This gap between moralism and militarism narrowed in the 1980s and '90s. Under Ronald Reagan, conservatives grew more optimistic about exporting American values as they saw democracy spread in the Third World. And under Bill Clinton, liberals became more warlike, backing humanitarian interventions in Haiti, Bosnia and Kosovo. This culminated in the era of humanitarianism and the idea of a ‘just war’ which was propagated by the US and its main ally Britain. There was general agreement at the end of the 20th century that western countries should use their wealth and power to ‘do right’ in the world.
Today, however, it's the '70s all over again. Republicans still assume that force – or at least the believable threat of it – is all that regimes like Iran's understand. But you don't hear many conservatives echoing the grand Wilsonianism of Bush's Second Inaugural speech. In the speech, President George W. Bush claimed that "America's vital interests and our deepest beliefs are now one." This was similar to the ideas of President Wilson nearly one hundred years before. The fastest-growing species on the foreign-policy right is what National Review editor Rich Lowry calls "to hell with them" hawks: conservatives who don't care how non-Americans run their societies as long as they don't threaten us in the process. The name Hawk describes a tough politician who is only interested in Americans.
Among Democrats, being a hawk is out of fashion, but humanitarianism remains strong. In a Foreign Affairs article last summer, Obama argued that many around the world associate Bush's freedom talk with "war, torture and the changing of political regimes by force." His answer: help freedom's march with money, not arms. That makes sense. Moralism and military force are both necessary to U.S. foreign policy, but the former shouldn't ride the latter into battle. The U.S. military can help stop ethnic cleansing, as it did in Bosnia and Kosovo, or safeguard the world's oil supplies, as it did in the first Gulf War, but it's not designed to build democracy. You can't do open-heart surgery with a chainsaw.

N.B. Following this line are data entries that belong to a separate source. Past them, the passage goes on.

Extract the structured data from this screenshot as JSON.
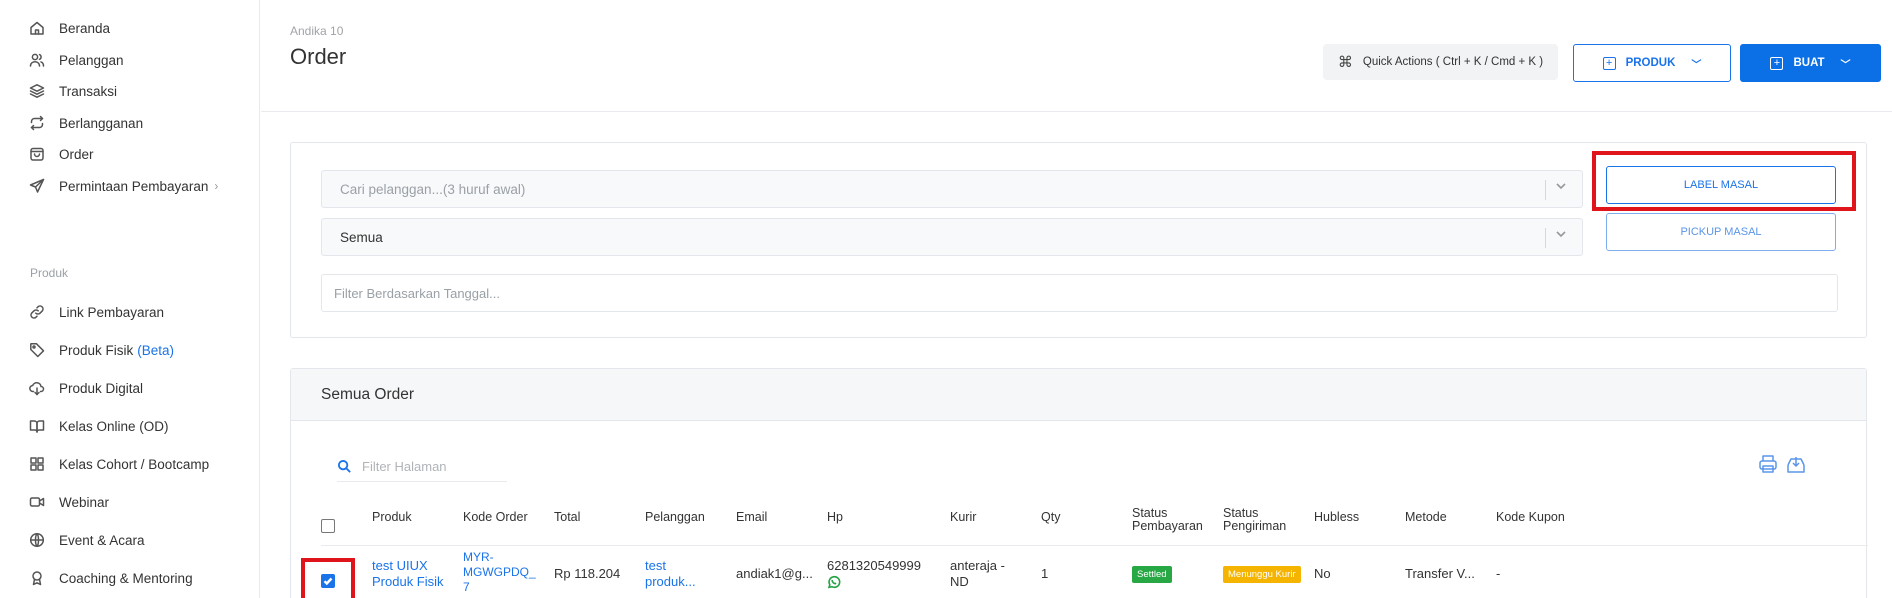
{
  "sidebar": {
    "items": [
      {
        "label": "Beranda",
        "icon": "home-icon"
      },
      {
        "label": "Pelanggan",
        "icon": "users-icon"
      },
      {
        "label": "Transaksi",
        "icon": "layers-icon"
      },
      {
        "label": "Berlangganan",
        "icon": "repeat-icon"
      },
      {
        "label": "Order",
        "icon": "bag-icon"
      },
      {
        "label": "Permintaan Pembayaran",
        "icon": "send-icon",
        "chevron": "›"
      }
    ],
    "section_produk": "Produk",
    "produk_items": [
      {
        "label": "Link Pembayaran",
        "icon": "link-icon"
      },
      {
        "label": "Produk Fisik",
        "badge": "(Beta)",
        "icon": "tag-icon"
      },
      {
        "label": "Produk Digital",
        "icon": "cloud-download-icon"
      },
      {
        "label": "Kelas Online (OD)",
        "icon": "book-icon"
      },
      {
        "label": "Kelas Cohort / Bootcamp",
        "icon": "grid-icon"
      },
      {
        "label": "Webinar",
        "icon": "video-icon"
      },
      {
        "label": "Event & Acara",
        "icon": "globe-icon"
      },
      {
        "label": "Coaching & Mentoring",
        "icon": "award-icon"
      }
    ]
  },
  "header": {
    "breadcrumb": "Andika 10",
    "title": "Order",
    "quick_actions": "Quick Actions ( Ctrl + K / Cmd + K )",
    "produk_button": "PRODUK",
    "buat_button": "BUAT"
  },
  "filters": {
    "customer_placeholder": "Cari pelanggan...(3 huruf awal)",
    "status_value": "Semua",
    "date_placeholder": "Filter Berdasarkan Tanggal...",
    "label_masal": "LABEL MASAL",
    "pickup_masal": "PICKUP MASAL"
  },
  "orders": {
    "title": "Semua Order",
    "search_placeholder": "Filter Halaman",
    "columns": {
      "produk": "Produk",
      "kode_order": "Kode Order",
      "total": "Total",
      "pelanggan": "Pelanggan",
      "email": "Email",
      "hp": "Hp",
      "kurir": "Kurir",
      "qty": "Qty",
      "status_pembayaran_1": "Status",
      "status_pembayaran_2": "Pembayaran",
      "status_pengiriman_1": "Status",
      "status_pengiriman_2": "Pengiriman",
      "hubless": "Hubless",
      "metode": "Metode",
      "kode_kupon": "Kode Kupon"
    },
    "rows": [
      {
        "checked": true,
        "produk_1": "test UIUX",
        "produk_2": "Produk Fisik",
        "kode_1": "MYR-",
        "kode_2": "MGWGPDQ_",
        "kode_3": "7",
        "total": "Rp 118.204",
        "pelanggan_1": "test",
        "pelanggan_2": "produk...",
        "email": "andiak1@g...",
        "hp": "6281320549999",
        "kurir_1": "anteraja -",
        "kurir_2": "ND",
        "qty": "1",
        "status_pembayaran": "Settled",
        "status_pengiriman": "Menunggu Kurir",
        "hubless": "No",
        "metode": "Transfer V...",
        "kode_kupon": "-"
      }
    ]
  },
  "colors": {
    "primary": "#1a73e8",
    "highlight": "#e0141b",
    "settled": "#28a745",
    "waiting": "#f5b400"
  }
}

Building decent, liberal societies requires strengthening parts of the U.S. government that don't carry guns. While our military patrols the world, our embassies increasingly hide behind barbed wire, disconnected from the societies they need to understand and help. America doesn't need to abandon the passion that five years ago helped push us into a disastrous war; we need to redirect it. Using the military for moral purposes has had its day. The test now is whether we can effectively separate the two; carrying a big stick for self-defence but using less blunt instruments to improve the world.
In 2003 when the US invaded Iraq …
politicians were still haunted by the Vietnam war
political opinion was split regarding military success
US leaders expected Iraqis to take over after the war